▽

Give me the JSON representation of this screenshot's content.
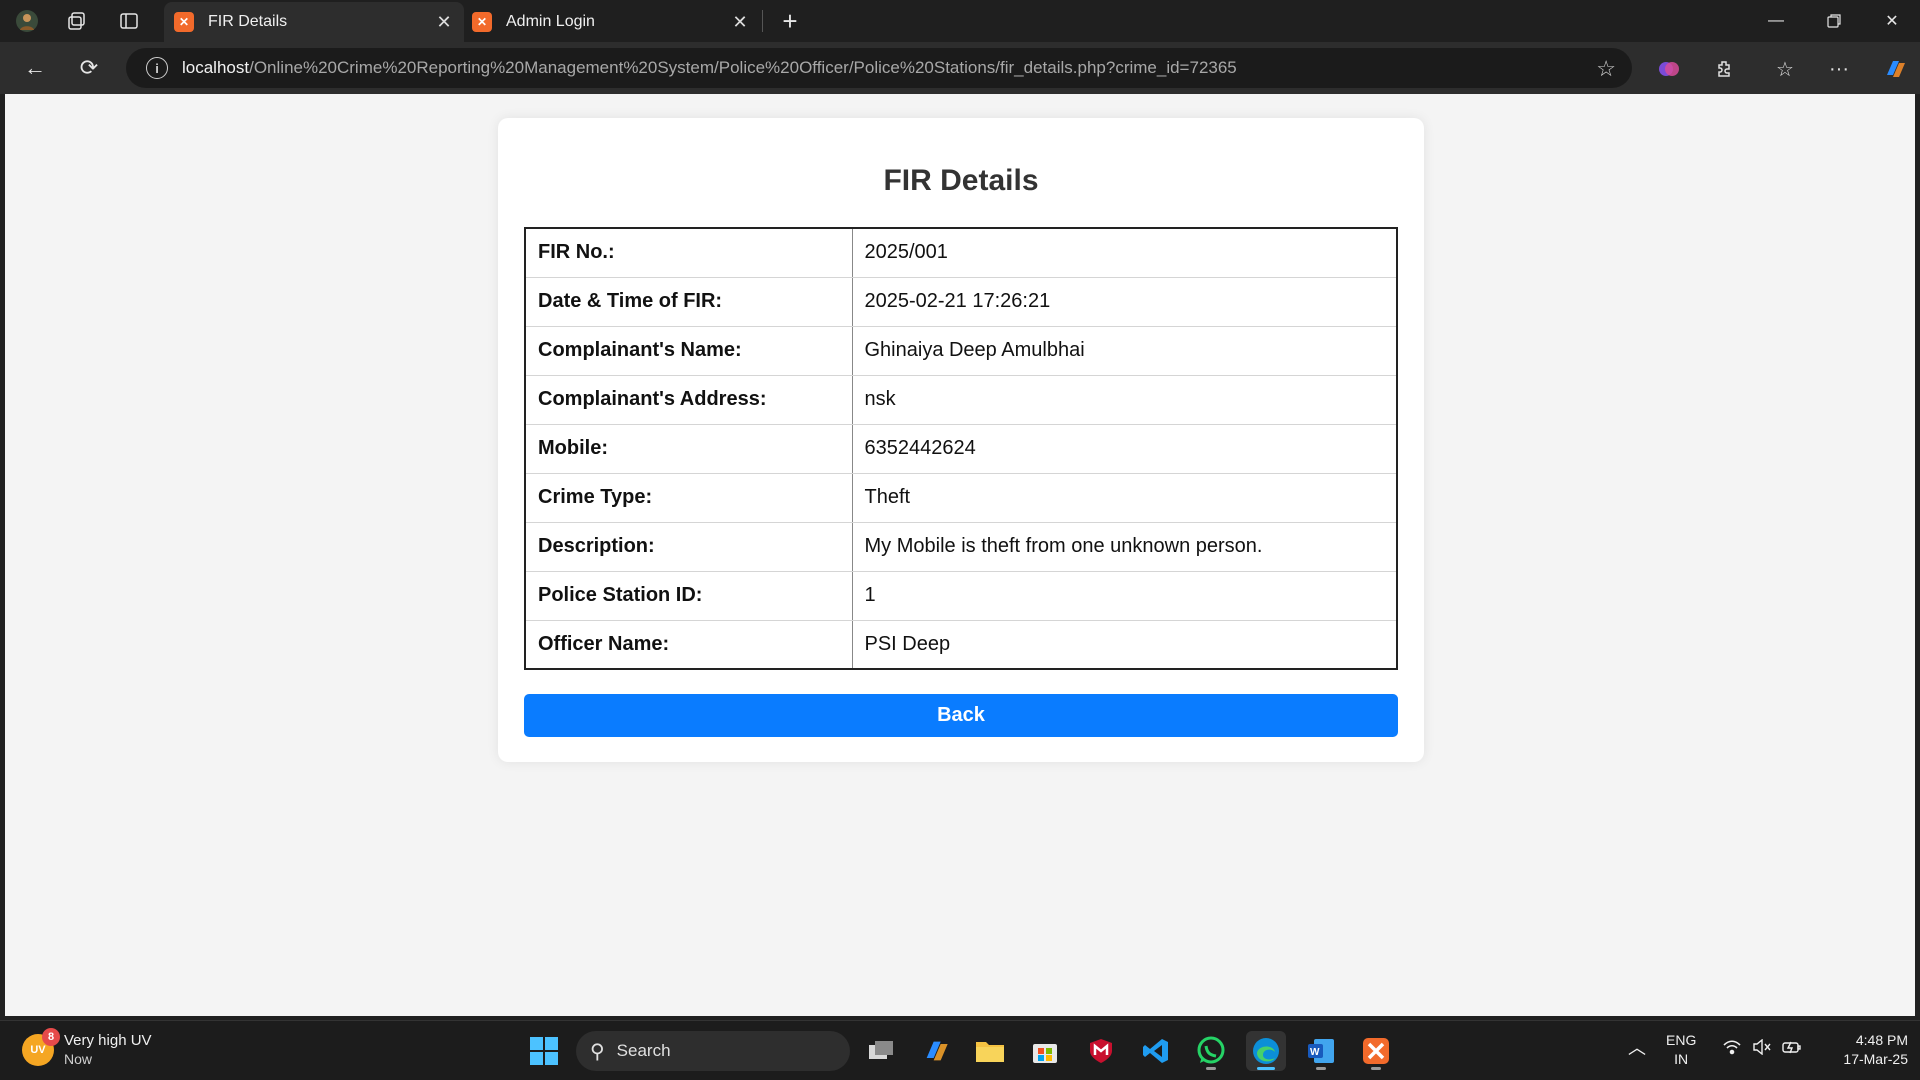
{
  "browser": {
    "tabs": [
      {
        "label": "FIR Details",
        "favicon": "xampp-icon",
        "active": true
      },
      {
        "label": "Admin Login",
        "favicon": "xampp-icon",
        "active": false
      }
    ],
    "url_host": "localhost",
    "url_path": "/Online%20Crime%20Reporting%20Management%20System/Police%20Officer/Police%20Stations/fir_details.php?crime_id=72365"
  },
  "page": {
    "title": "FIR Details",
    "rows": [
      {
        "label": "FIR No.:",
        "value": "2025/001"
      },
      {
        "label": "Date & Time of FIR:",
        "value": "2025-02-21 17:26:21"
      },
      {
        "label": "Complainant's Name:",
        "value": "Ghinaiya Deep Amulbhai"
      },
      {
        "label": "Complainant's Address:",
        "value": "nsk"
      },
      {
        "label": "Mobile:",
        "value": "6352442624"
      },
      {
        "label": "Crime Type:",
        "value": "Theft"
      },
      {
        "label": "Description:",
        "value": "My Mobile is theft from one unknown person."
      },
      {
        "label": "Police Station ID:",
        "value": "1"
      },
      {
        "label": "Officer Name:",
        "value": "PSI Deep"
      }
    ],
    "back_label": "Back",
    "accent_color": "#0a7cff"
  },
  "taskbar": {
    "weather_badge": "UV",
    "weather_count": "8",
    "weather_title": "Very high UV",
    "weather_sub": "Now",
    "search_placeholder": "Search",
    "lang_top": "ENG",
    "lang_bottom": "IN",
    "time": "4:48 PM",
    "date": "17-Mar-25"
  }
}
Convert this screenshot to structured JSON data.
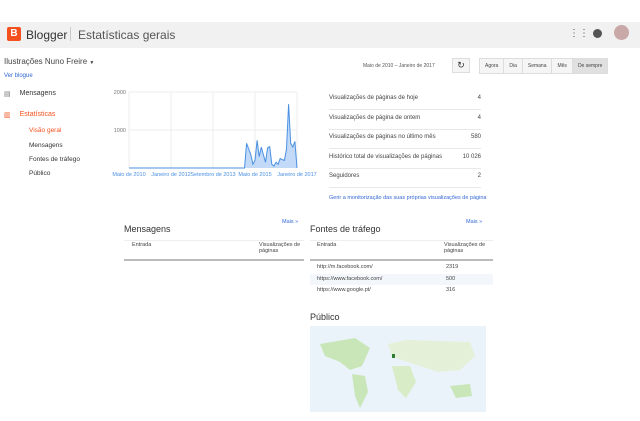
{
  "header": {
    "brand": "Blogger",
    "title": "Estatísticas gerais"
  },
  "blog": {
    "name": "Ilustrações Nuno Freire",
    "view_link": "Ver blogue"
  },
  "range": {
    "label": "Maio de 2010 – Janeiro de 2017",
    "buttons": [
      "Agora",
      "Dia",
      "Semana",
      "Mês",
      "De sempre"
    ],
    "selected": "De sempre"
  },
  "sidebar": {
    "posts": "Mensagens",
    "stats": "Estatísticas",
    "sub": [
      "Visão geral",
      "Mensagens",
      "Fontes de tráfego",
      "Público"
    ]
  },
  "colors": {
    "accent": "#f4511e",
    "line": "#4a90e2",
    "fill": "#b3d1f5"
  },
  "chart_data": {
    "type": "area",
    "x_start": "Maio de 2010",
    "x_end": "Janeiro de 2017",
    "x_step": "month",
    "xticks": [
      "Maio de 2010",
      "Janeiro de 2012",
      "Setembro de 2013",
      "Maio de 2015",
      "Janeiro de 2017"
    ],
    "yticks": [
      1000,
      2000
    ],
    "ylim": [
      0,
      2000
    ],
    "grid": true,
    "values": [
      0,
      0,
      0,
      0,
      0,
      0,
      0,
      0,
      0,
      0,
      0,
      0,
      0,
      0,
      0,
      0,
      0,
      0,
      0,
      0,
      0,
      0,
      0,
      0,
      0,
      0,
      0,
      0,
      0,
      0,
      0,
      0,
      0,
      0,
      0,
      0,
      0,
      0,
      0,
      0,
      0,
      0,
      0,
      0,
      0,
      0,
      0,
      0,
      0,
      0,
      0,
      0,
      0,
      0,
      0,
      0,
      650,
      500,
      350,
      100,
      200,
      730,
      300,
      550,
      350,
      150,
      530,
      560,
      100,
      50,
      150,
      100,
      250,
      220,
      200,
      500,
      1680,
      650,
      550,
      700,
      0
    ]
  },
  "stats": [
    {
      "label": "Visualizações de páginas de hoje",
      "value": "4"
    },
    {
      "label": "Visualizações de página de ontem",
      "value": "4"
    },
    {
      "label": "Visualizações de páginas no último mês",
      "value": "580"
    },
    {
      "label": "Histórico total de visualizações de páginas",
      "value": "10 026"
    },
    {
      "label": "Seguidores",
      "value": "2"
    }
  ],
  "stats_link": "Gerir a monitorização das suas próprias visualizações de página",
  "posts_panel": {
    "title": "Mensagens",
    "more": "Mais »",
    "col1": "Entrada",
    "col2": "Visualizações de páginas"
  },
  "traffic": {
    "title": "Fontes de tráfego",
    "more": "Mais »",
    "col1": "Entrada",
    "col2": "Visualizações de páginas",
    "rows": [
      {
        "url": "http://m.facebook.com/",
        "views": "2319"
      },
      {
        "url": "https://www.facebook.com/",
        "views": "500"
      },
      {
        "url": "https://www.google.pt/",
        "views": "316"
      }
    ]
  },
  "audience": {
    "title": "Público"
  }
}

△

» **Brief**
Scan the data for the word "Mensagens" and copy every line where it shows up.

» **Written reply**
    "posts": "Mensagens",
      "Mensagens",
    "title": "Mensagens",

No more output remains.